### ACTION ITEM
What lines in the records include the string "Brave"? Return each one.

◇ ◇ ◇ ◇ ◇

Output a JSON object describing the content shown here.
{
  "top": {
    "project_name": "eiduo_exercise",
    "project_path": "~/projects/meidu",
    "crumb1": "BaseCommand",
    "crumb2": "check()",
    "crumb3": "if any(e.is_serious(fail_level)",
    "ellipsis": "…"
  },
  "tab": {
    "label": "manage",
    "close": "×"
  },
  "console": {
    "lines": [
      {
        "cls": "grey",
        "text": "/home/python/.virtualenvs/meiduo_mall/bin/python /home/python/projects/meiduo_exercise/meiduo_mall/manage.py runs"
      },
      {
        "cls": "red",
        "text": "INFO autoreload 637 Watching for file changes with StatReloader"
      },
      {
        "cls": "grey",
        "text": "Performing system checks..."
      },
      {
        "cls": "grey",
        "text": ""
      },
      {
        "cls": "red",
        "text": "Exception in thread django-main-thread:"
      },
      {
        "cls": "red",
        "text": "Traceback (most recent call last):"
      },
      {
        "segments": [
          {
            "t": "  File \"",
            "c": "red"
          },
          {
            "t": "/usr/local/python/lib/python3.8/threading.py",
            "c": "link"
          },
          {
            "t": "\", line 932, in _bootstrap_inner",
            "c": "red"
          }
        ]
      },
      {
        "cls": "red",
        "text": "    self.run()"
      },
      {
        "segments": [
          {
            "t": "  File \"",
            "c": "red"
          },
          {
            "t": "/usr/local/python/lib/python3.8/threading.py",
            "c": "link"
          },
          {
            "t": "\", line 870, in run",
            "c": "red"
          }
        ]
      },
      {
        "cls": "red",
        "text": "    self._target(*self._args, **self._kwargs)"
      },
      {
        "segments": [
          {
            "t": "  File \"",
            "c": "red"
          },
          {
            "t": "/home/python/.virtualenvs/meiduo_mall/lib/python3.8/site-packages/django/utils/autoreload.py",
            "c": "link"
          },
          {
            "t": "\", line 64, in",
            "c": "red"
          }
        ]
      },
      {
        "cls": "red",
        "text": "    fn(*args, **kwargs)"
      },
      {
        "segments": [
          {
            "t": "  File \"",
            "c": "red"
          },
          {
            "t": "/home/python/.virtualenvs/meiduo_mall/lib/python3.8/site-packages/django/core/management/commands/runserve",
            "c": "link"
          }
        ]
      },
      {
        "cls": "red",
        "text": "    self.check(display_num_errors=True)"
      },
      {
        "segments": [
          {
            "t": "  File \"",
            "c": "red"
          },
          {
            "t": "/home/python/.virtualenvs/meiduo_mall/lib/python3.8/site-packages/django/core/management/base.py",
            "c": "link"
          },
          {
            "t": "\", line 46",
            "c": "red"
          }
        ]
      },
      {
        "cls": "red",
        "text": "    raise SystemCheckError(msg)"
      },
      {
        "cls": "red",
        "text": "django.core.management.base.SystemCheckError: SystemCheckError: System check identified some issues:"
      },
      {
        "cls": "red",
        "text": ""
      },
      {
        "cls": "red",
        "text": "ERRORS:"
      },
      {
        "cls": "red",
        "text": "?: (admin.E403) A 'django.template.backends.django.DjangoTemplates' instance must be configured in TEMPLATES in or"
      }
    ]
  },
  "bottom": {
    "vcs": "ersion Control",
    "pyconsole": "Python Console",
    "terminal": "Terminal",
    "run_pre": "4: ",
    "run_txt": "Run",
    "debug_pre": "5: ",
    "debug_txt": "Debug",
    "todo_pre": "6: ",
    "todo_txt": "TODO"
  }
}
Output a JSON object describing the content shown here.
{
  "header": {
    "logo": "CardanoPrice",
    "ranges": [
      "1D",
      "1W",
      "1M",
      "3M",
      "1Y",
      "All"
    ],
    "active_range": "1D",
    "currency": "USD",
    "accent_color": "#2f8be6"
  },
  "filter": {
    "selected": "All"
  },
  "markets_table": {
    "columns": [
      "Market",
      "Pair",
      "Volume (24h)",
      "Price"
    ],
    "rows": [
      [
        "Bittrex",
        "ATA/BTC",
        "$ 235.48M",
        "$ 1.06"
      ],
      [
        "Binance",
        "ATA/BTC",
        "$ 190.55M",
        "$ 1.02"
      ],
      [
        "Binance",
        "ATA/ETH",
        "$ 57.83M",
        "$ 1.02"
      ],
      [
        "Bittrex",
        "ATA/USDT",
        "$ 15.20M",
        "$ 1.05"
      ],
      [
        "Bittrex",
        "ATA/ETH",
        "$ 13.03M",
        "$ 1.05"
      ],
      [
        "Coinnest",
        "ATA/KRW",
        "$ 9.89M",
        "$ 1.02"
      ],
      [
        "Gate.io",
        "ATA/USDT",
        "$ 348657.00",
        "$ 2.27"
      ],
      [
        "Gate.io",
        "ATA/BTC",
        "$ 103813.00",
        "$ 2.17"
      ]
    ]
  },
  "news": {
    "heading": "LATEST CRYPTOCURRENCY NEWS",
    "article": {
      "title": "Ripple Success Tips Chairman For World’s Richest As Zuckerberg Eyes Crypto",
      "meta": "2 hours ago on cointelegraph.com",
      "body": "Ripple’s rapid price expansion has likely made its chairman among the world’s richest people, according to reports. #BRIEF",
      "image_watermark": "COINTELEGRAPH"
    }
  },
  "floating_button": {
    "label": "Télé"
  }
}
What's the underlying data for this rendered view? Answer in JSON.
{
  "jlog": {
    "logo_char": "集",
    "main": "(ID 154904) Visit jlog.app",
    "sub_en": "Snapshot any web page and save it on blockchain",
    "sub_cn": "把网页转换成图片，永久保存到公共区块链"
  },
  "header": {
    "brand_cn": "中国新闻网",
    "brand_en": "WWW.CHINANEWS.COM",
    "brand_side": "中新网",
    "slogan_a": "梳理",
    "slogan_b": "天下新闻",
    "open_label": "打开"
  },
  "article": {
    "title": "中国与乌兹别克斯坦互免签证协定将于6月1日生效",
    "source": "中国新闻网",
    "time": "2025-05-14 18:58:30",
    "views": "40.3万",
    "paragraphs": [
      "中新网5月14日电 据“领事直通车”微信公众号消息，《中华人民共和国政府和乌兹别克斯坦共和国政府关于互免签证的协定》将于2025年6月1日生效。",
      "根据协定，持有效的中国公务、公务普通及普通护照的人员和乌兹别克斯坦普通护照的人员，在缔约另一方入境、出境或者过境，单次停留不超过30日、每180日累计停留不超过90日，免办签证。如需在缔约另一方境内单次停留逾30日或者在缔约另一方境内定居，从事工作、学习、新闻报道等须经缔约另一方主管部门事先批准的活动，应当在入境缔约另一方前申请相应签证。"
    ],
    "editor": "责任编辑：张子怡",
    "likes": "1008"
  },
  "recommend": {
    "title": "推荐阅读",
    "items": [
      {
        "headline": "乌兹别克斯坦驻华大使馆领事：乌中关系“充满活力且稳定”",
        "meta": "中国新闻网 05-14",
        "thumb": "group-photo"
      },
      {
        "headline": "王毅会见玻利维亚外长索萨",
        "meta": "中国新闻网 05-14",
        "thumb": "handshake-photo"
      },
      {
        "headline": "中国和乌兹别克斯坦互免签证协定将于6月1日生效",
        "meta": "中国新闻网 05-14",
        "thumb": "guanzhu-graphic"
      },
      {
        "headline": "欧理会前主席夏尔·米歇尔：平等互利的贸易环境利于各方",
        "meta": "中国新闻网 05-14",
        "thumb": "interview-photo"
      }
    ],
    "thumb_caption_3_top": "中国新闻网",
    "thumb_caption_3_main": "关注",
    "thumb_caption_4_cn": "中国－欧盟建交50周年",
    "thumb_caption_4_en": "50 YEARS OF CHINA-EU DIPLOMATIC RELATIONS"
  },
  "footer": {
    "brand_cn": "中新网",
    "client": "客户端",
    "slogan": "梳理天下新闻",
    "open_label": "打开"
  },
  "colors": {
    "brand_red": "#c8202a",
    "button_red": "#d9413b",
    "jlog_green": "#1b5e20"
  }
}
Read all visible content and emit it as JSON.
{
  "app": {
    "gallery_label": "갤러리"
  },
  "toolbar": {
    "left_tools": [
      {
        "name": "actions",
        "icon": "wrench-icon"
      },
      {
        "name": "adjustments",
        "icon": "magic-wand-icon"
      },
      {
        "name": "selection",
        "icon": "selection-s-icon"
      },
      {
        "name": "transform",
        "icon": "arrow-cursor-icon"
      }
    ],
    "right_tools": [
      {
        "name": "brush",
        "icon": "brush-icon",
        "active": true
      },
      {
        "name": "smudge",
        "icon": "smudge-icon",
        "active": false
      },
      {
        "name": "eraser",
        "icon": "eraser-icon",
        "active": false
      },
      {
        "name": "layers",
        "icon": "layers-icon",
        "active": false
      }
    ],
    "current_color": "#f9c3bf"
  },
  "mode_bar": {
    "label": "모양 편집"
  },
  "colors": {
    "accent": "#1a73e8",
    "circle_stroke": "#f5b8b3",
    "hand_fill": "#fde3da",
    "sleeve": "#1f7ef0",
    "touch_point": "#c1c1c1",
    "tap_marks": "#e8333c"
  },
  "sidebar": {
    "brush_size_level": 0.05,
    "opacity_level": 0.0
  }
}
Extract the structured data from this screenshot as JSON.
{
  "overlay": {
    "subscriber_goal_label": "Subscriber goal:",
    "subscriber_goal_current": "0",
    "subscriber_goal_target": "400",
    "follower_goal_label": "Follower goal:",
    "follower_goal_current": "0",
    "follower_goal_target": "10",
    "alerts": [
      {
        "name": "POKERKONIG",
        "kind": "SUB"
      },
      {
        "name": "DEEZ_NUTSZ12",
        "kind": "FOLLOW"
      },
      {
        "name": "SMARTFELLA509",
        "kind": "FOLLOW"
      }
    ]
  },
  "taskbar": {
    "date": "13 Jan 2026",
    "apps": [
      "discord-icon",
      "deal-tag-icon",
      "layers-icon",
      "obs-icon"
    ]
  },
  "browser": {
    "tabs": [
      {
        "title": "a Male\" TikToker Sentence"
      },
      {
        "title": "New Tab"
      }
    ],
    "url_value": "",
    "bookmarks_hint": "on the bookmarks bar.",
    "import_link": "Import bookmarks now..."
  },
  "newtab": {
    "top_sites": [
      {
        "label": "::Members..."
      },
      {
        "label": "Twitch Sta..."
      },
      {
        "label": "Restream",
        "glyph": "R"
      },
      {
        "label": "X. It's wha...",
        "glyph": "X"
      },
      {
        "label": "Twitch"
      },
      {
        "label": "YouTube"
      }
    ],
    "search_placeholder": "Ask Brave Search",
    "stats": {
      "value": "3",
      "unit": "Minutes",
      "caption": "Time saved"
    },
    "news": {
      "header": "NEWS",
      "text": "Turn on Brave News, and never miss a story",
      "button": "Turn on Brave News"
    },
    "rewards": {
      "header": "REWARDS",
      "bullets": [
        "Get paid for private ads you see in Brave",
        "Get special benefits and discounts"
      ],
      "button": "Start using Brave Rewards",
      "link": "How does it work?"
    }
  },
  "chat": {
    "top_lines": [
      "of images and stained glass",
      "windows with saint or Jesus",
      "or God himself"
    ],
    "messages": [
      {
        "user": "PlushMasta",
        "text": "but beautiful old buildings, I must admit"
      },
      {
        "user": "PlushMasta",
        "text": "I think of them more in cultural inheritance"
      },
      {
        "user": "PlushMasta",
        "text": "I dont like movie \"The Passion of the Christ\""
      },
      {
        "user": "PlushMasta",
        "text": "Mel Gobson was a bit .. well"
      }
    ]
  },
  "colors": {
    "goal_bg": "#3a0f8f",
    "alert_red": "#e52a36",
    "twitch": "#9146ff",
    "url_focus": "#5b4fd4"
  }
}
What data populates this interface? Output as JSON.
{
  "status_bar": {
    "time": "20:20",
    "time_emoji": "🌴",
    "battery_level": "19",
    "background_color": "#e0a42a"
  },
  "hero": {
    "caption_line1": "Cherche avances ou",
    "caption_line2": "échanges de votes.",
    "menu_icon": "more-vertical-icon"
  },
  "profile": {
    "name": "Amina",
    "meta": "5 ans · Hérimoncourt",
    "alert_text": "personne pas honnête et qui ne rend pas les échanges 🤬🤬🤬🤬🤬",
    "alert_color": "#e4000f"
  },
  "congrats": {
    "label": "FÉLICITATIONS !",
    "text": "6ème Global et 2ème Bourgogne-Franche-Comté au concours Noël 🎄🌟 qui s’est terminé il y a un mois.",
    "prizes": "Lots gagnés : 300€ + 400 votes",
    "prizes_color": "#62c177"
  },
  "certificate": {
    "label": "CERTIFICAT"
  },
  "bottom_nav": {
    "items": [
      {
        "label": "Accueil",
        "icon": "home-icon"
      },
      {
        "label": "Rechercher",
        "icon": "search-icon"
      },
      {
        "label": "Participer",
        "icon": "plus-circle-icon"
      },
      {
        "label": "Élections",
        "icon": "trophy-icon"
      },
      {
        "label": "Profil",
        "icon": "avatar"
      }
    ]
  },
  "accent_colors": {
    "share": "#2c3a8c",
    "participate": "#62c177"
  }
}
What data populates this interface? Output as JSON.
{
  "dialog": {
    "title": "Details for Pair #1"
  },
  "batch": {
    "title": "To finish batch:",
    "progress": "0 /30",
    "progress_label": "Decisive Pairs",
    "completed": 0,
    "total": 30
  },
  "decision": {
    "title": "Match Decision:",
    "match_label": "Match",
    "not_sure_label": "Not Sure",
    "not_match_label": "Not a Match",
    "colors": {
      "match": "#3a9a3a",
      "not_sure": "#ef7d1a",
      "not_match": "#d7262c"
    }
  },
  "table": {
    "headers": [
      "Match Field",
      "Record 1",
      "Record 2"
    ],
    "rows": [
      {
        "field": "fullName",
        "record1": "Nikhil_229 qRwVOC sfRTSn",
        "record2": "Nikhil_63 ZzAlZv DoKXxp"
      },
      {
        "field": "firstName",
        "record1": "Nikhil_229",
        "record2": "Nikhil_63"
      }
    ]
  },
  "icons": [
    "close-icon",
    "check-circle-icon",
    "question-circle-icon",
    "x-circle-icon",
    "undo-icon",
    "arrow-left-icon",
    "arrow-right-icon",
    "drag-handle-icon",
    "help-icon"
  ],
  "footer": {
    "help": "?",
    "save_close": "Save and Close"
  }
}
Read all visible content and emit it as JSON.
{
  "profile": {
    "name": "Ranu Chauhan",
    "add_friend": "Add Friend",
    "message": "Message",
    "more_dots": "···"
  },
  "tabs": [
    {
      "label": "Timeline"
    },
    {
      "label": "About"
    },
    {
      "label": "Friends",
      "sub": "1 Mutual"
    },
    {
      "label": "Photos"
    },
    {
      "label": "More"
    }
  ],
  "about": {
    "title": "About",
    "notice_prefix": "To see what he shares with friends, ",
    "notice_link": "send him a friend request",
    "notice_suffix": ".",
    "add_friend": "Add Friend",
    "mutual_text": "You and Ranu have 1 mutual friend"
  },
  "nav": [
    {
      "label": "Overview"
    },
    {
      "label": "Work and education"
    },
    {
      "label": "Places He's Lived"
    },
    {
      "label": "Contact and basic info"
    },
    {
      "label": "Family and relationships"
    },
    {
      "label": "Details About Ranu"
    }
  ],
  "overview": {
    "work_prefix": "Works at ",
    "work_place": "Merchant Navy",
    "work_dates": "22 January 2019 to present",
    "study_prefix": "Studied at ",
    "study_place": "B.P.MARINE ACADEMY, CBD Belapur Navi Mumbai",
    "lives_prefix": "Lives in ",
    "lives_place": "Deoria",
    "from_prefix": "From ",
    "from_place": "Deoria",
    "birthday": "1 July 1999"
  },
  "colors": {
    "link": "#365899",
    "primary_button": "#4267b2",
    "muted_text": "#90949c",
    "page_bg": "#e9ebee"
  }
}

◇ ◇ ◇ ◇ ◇

### EXPECTED ANSWER
    "search_placeholder": "Ask Brave Search",
      "text": "Turn on Brave News, and never miss a story",
      "button": "Turn on Brave News"
        "Get paid for private ads you see in Brave",
      "button": "Start using Brave Rewards",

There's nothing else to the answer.